Kacy Warner is a nurse at Research Medical Center in Kansas City, Missouri who was dissatisfied with the representation that she and fellow employees had been getting from their affiliate of National Nurses United (NNU). Though Ms. Warner was not a union member, she was forced to pay “fair share” (or “agency”) dues to the union to retain her job. Acting on this conviction, she attempted to collect signatures sufficient for the purpose of triggering an NLRB-supervised decertification election. Union leaders from Missouri and Kansas chapters, in response, told her and a co-worker that they must sign a dues checkoff form, though without providing either with an alternative.

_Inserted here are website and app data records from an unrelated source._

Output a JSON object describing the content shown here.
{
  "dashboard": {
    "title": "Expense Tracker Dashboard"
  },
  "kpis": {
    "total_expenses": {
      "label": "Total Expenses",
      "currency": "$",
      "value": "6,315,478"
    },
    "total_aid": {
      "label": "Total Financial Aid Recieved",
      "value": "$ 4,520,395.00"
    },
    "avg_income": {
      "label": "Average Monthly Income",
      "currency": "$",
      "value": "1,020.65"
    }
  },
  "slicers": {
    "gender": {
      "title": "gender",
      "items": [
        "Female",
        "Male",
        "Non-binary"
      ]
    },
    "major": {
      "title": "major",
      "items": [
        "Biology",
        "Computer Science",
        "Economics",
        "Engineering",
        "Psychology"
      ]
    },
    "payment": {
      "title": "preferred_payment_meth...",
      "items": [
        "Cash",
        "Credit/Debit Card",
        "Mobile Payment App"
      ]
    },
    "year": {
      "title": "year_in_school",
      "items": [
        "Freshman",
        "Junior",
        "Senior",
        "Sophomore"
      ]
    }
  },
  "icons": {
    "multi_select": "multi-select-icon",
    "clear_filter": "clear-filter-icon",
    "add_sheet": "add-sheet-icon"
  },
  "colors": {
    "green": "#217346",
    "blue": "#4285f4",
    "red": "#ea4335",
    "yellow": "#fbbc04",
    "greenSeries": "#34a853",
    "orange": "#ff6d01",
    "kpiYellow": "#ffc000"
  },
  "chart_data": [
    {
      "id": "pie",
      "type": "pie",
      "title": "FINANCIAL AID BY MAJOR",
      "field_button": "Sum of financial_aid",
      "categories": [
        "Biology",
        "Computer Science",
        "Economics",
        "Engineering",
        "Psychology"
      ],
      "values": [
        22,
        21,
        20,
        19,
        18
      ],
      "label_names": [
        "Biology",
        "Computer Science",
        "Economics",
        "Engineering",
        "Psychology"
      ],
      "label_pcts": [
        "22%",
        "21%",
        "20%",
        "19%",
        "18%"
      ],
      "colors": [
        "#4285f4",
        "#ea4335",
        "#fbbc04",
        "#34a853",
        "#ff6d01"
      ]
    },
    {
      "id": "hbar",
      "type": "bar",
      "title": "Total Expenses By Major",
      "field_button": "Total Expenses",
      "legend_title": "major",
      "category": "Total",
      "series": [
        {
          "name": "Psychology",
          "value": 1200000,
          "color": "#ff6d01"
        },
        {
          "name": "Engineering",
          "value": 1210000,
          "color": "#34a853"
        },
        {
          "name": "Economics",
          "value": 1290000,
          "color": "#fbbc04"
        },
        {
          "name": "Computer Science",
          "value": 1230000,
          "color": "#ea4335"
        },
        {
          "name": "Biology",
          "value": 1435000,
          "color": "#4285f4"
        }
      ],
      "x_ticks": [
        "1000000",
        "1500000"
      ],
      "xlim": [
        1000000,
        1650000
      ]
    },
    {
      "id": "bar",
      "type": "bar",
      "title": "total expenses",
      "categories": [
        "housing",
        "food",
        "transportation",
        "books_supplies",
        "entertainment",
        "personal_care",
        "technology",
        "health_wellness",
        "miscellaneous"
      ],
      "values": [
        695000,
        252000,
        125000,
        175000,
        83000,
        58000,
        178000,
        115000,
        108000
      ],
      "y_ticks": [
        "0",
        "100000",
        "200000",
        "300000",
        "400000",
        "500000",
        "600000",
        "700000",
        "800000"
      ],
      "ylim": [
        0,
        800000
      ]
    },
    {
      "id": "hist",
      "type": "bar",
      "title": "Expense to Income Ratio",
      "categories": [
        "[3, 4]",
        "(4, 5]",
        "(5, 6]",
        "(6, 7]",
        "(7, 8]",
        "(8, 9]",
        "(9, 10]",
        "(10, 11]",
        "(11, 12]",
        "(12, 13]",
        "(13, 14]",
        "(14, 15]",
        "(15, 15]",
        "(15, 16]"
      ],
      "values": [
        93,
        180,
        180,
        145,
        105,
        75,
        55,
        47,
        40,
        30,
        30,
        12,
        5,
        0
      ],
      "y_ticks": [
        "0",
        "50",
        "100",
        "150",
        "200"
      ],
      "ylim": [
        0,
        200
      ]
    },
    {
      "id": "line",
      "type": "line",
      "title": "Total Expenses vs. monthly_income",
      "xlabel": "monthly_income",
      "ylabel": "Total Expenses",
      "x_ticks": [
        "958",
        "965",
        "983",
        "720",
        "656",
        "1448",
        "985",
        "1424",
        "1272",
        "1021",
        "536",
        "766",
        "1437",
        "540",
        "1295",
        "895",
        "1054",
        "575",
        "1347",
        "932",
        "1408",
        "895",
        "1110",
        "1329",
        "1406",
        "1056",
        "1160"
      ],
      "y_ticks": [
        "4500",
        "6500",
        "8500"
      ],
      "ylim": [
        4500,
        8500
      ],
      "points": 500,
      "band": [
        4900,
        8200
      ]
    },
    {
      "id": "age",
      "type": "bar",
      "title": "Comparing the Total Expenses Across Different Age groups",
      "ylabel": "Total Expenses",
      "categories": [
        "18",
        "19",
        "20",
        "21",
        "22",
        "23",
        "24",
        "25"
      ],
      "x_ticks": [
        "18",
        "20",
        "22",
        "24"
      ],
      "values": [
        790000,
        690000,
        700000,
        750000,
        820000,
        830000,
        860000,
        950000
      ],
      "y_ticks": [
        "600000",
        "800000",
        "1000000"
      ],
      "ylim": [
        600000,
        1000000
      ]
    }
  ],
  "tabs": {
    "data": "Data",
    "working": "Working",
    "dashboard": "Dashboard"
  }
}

Warner, undeterred, filed a grievance with the appropriate NLRB regional office. The office dismissed the case. Given the evidence, it shouldn’t have. According to the complaint: “Union agents stood in front of the international table, blocking it, and monopolized the employees’ time by loudly badgering them. These actions prevented, or tended to prevent, other employees from the table and intimidated, or tended to intimidate, employees from entering the room and approaching the table.” The grievance also noted that the union stationed agents on either side of the door to the room that Warner and her colleagues had reserved. “These agents intercepted those attempting to enter the meeting room and harassed them.”
Shelby Krocker, an employee at a Kroger supermarket in West Virginia, got her own taste of union harassment in the form of United Food and Commercial Workers Local 400, which represents about 35,000 employees across several states and Washington, D.C. At the time of her hiring, the union instructed her to become a member and sign a dues checkoff form if she wanted employment. She signed the agreement but eventually, in 2018, decided to withhold further dues payments. That was her right under West Virginia’s Right to Work law, enacted in February 2016 and upheld by the State Supreme Court about a year and a half later. UFCW Local 400 continued to collect dues, claiming that she had missed the time period “window” for doing so, though without informing her as to cutoff date. Krocker then filed an unfair labor practices suit with the NLRB regional office. As with Kacy Warner, however, she was rebuffed.
But these dissenting employees were not out of options. Represented from the start by the Springfield, Va.-based National Right to Work Legal Defense Foundation, they appealed to the National Labor Relations Board’s Office of the General Counsel, headed since November 2017 by Peter Robb. And this July, Robb or one of his subordinates ruled that the union in each case had violated employee rights. Indeed, the office added new charges against certain individual union members or agents. National Right to Work Legal Defense Foundation President Mark Mix explained, “The NLRB General Counsel’s Office rulings in these cases open the door for finally holding Big Labor accountable for the illegal language slipped into union dues deduction cards and serves no purpose other than to restrict rank-and-file workers from exercising their legally protected rights.”